Read-io - Function Summary
Low level read from a port.
read-io port buffer length
port - Already opened port to read from. (must be: port)
buffer - Buffer to which to append data. (must be: any-string)
length - Maximum number of chars to read. (must be: number)
This function provides a low level method of reading data from a port. For most code, this function should not be used because the COPY function is the proper method of reading data from a port. However, under some situations, using READ-IO may be necessary.
The primary difference between READ-IO and COPY is that READ-IO requires a fixed size buffer and maximum transfer length as its arguments. Like the READ function of the C language, bytes are transferred into the buffer up to the maximum length specified. The length of the transfer is returned as a result, and it can be zero (for nothing transferred), or even negative in the case of some types of errors.
Here is a simple example of READ-IO on a file <B>(Note again: this is a low level IO method; you should normally use the series functions like COPY, INSERT, NEXT, etc. for reading and writing to IO ports.)</B>
If the length of the transfer is larger than the buffer provided, the length will be truncated to the buffer size, just as if that length was provided as the argument (so no data will be lost).
The code below provides an excellent example of READ-IO for reading CGI (web server) data:
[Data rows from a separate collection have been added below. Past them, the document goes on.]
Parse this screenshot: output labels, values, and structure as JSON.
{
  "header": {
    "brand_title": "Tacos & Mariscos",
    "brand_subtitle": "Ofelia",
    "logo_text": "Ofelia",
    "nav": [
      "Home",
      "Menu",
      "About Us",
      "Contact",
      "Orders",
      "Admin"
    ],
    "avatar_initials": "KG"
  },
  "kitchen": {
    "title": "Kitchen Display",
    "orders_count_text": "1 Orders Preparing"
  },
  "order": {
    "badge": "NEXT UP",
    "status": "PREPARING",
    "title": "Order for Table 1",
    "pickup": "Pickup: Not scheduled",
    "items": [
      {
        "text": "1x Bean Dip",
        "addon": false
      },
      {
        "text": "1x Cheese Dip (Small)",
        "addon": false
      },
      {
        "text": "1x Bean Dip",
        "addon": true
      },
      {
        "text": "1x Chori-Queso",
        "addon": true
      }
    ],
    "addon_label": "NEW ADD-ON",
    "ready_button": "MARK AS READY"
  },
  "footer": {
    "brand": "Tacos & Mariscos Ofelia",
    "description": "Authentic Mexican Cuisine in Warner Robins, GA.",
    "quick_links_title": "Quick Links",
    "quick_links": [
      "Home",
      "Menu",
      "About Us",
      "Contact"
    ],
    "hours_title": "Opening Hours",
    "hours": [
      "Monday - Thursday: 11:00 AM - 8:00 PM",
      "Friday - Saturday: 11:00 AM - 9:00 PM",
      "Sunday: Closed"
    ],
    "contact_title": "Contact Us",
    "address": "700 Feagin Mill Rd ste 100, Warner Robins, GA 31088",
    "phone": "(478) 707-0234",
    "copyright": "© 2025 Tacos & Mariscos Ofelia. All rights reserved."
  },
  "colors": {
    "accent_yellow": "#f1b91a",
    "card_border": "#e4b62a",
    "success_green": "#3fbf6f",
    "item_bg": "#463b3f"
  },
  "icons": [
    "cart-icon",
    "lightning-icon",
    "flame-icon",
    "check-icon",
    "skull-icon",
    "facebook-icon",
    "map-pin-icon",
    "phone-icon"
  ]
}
In this example, if the CGI request is a POST type, then data is supplied as a binary stream to REBOL's input port. The code shows how the port is read until all data has been collected (while the return value is positive). Note that the BUFFER is a fixed size and as it is read, data is being accumulated into a self-expanding DATA buffer.
write-io - Low level write to a port.